_Your instructions_: Reproduce the lines of the material exactly, excluding every image.

_Data records_:
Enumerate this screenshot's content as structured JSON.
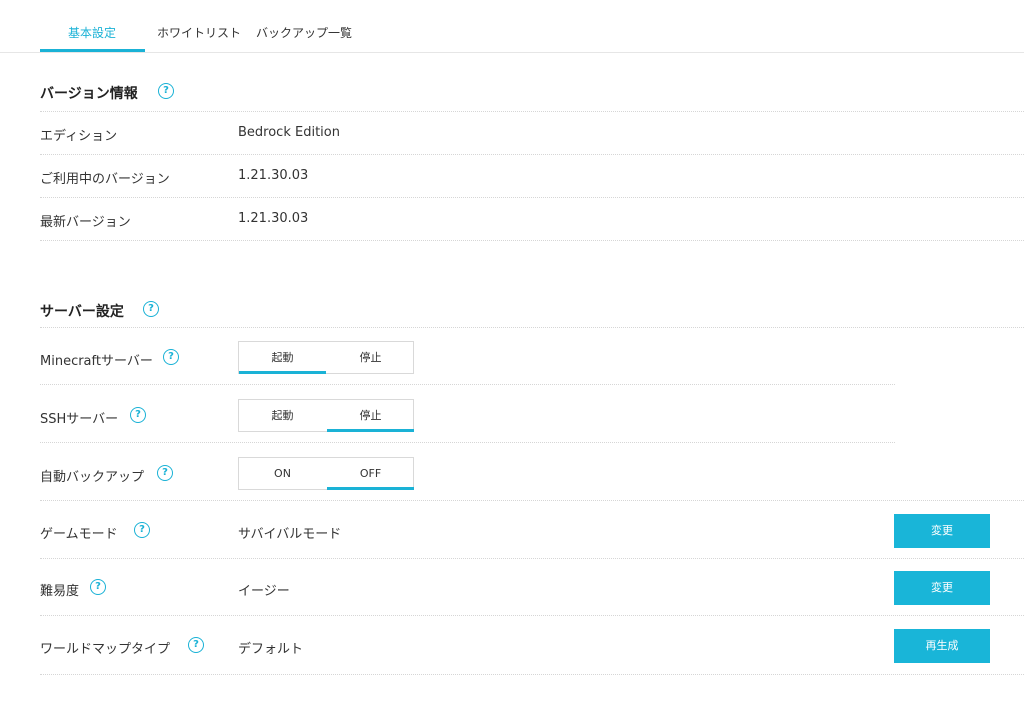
{
  "tabs": [
    "基本設定",
    "ホワイトリスト",
    "バックアップ一覧"
  ],
  "help_glyph": "?",
  "version_section": {
    "title": "バージョン情報",
    "rows": [
      {
        "label": "エディション",
        "value": "Bedrock Edition"
      },
      {
        "label": "ご利用中のバージョン",
        "value": "1.21.30.03"
      },
      {
        "label": "最新バージョン",
        "value": "1.21.30.03"
      }
    ]
  },
  "server_section": {
    "title": "サーバー設定",
    "toggles": [
      {
        "label": "Minecraftサーバー",
        "left": "起動",
        "right": "停止",
        "selected": "left"
      },
      {
        "label": "SSHサーバー",
        "left": "起動",
        "right": "停止",
        "selected": "right"
      },
      {
        "label": "自動バックアップ",
        "left": "ON",
        "right": "OFF",
        "selected": "right"
      }
    ],
    "settings": [
      {
        "label": "ゲームモード",
        "value": "サバイバルモード",
        "button": "変更"
      },
      {
        "label": "難易度",
        "value": "イージー",
        "button": "変更"
      },
      {
        "label": "ワールドマップタイプ",
        "value": "デフォルト",
        "button": "再生成"
      }
    ]
  },
  "colors": {
    "accent": "#1ab2d6",
    "button": "#19b5d8"
  }
}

_Answer section_:
Enumerate this screenshot's content as structured JSON.
{
  "tabs": [
    "基本設定",
    "ホワイトリスト",
    "バックアップ一覧"
  ],
  "help_glyph": "?",
  "version_section": {
    "title": "バージョン情報",
    "rows": [
      {
        "label": "エディション",
        "value": "Bedrock Edition"
      },
      {
        "label": "ご利用中のバージョン",
        "value": "1.21.30.03"
      },
      {
        "label": "最新バージョン",
        "value": "1.21.30.03"
      }
    ]
  },
  "server_section": {
    "title": "サーバー設定",
    "toggles": [
      {
        "label": "Minecraftサーバー",
        "left": "起動",
        "right": "停止",
        "selected": "left"
      },
      {
        "label": "SSHサーバー",
        "left": "起動",
        "right": "停止",
        "selected": "right"
      },
      {
        "label": "自動バックアップ",
        "left": "ON",
        "right": "OFF",
        "selected": "right"
      }
    ],
    "settings": [
      {
        "label": "ゲームモード",
        "value": "サバイバルモード",
        "button": "変更"
      },
      {
        "label": "難易度",
        "value": "イージー",
        "button": "変更"
      },
      {
        "label": "ワールドマップタイプ",
        "value": "デフォルト",
        "button": "再生成"
      }
    ]
  },
  "colors": {
    "accent": "#1ab2d6",
    "button": "#19b5d8"
  }
}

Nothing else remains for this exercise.